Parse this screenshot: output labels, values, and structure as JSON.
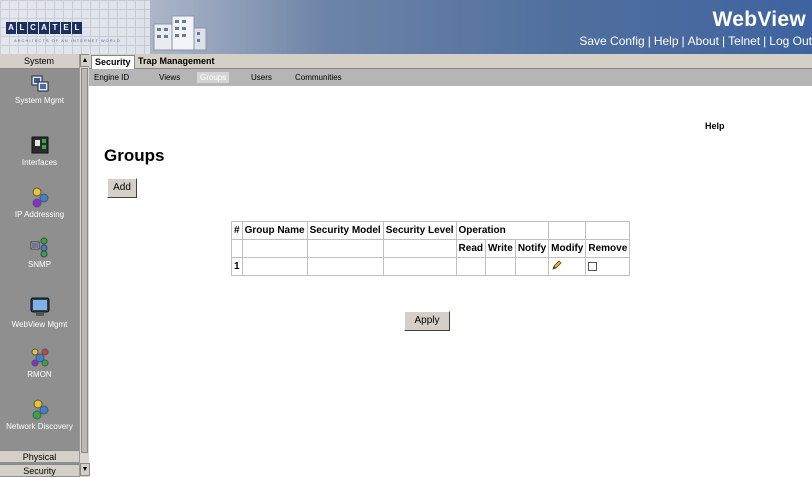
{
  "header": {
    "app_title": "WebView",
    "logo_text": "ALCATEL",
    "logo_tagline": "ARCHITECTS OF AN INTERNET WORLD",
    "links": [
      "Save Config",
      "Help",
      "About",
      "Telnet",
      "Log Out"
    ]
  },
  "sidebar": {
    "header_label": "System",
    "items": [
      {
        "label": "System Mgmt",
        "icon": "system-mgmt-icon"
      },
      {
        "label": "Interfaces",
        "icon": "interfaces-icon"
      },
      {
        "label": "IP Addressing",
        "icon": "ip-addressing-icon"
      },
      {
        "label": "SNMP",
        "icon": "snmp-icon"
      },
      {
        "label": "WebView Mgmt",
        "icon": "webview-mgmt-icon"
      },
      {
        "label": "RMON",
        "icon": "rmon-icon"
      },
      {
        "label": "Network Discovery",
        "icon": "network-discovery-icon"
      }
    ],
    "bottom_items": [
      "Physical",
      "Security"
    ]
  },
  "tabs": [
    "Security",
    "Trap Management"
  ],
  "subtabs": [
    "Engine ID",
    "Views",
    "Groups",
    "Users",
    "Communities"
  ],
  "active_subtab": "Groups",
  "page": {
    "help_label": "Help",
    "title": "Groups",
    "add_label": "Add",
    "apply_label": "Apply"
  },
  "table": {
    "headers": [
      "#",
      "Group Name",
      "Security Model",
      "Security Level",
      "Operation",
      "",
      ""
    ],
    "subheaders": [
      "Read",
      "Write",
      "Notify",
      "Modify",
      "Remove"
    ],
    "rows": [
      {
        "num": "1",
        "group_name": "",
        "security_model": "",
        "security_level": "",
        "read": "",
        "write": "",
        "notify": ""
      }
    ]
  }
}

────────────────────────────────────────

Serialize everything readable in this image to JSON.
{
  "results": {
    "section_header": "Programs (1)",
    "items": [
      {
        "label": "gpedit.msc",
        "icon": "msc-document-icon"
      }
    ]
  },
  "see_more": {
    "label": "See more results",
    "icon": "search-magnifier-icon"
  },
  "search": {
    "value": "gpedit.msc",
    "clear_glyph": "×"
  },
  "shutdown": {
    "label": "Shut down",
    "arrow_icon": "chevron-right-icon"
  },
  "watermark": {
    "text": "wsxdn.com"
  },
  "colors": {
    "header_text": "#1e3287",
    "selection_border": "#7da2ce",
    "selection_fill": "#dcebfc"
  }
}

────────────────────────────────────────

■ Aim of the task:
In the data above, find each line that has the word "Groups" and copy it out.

■ Answer to this task:
    "Groups",
  "active_subtab": "Groups",
    "title": "Groups",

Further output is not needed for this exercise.